Most persons will be able to recall analogous states of exhilaration, and the reverse condition of depression, in themselves; the former being characterized by a feeling of general well-being, a sentiment of pleasure in the use of all the bodily and mental powers, and a disposition to look with enjoyment upon the present, and with hope to the future; while in the latter state there is a feeling of general but indefinable discomfort. Every exertion, whether Mental or Bodily, is felt as a burden; the present is wearisome, and the future is gloomy. These, like all other phases of Human Nature, are faithfully portrayed by Shakespeare. Thus Romeo gives expression to the feelings inspired by the first state:
And, all this day, an unaccustomed spirit
Lifts me above the ground with cheerful thoughts."
(Romeo and Juliet, V., 1.
While the reverse state is delineated by Hamlet in his familiar soliloquy:
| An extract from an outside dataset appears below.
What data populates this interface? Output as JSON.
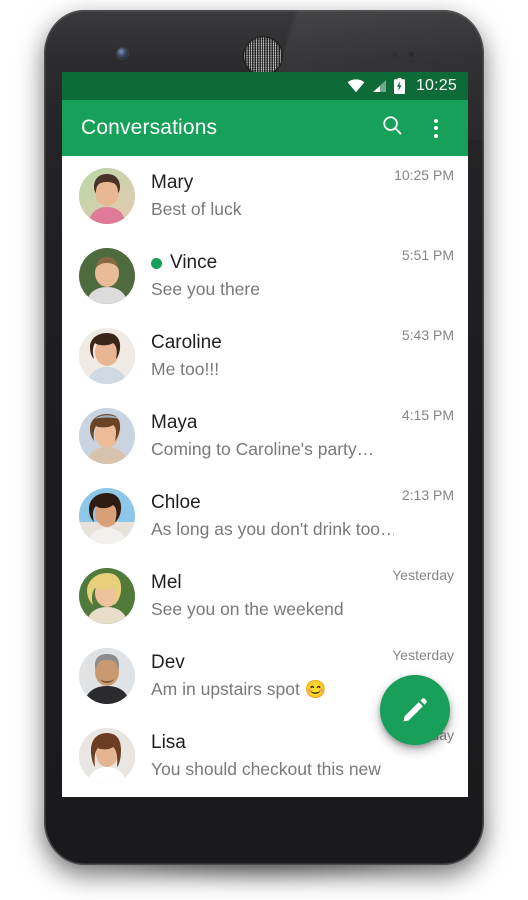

In the conditions here referred to, the same feelings of pleasure and discomfort attend all the operations of the mind—the merely Sensational and the Intellectual. In the state of exhilaration, we feel a gratification from sensations which at other times pass unnoticed, while those which are usually pleasurable are remarkably enhanced; and in like manner, the trains of Ideas which are started beingattended with similar agreeable feelings, we are said to be under the influence of the pleasurable or elevating Emotions. On the other hand, in the state of depression we feel an indescribable discomfort from the very sensations which before produced the liveliest gratification; and the thoughts of the past, the present, and the future,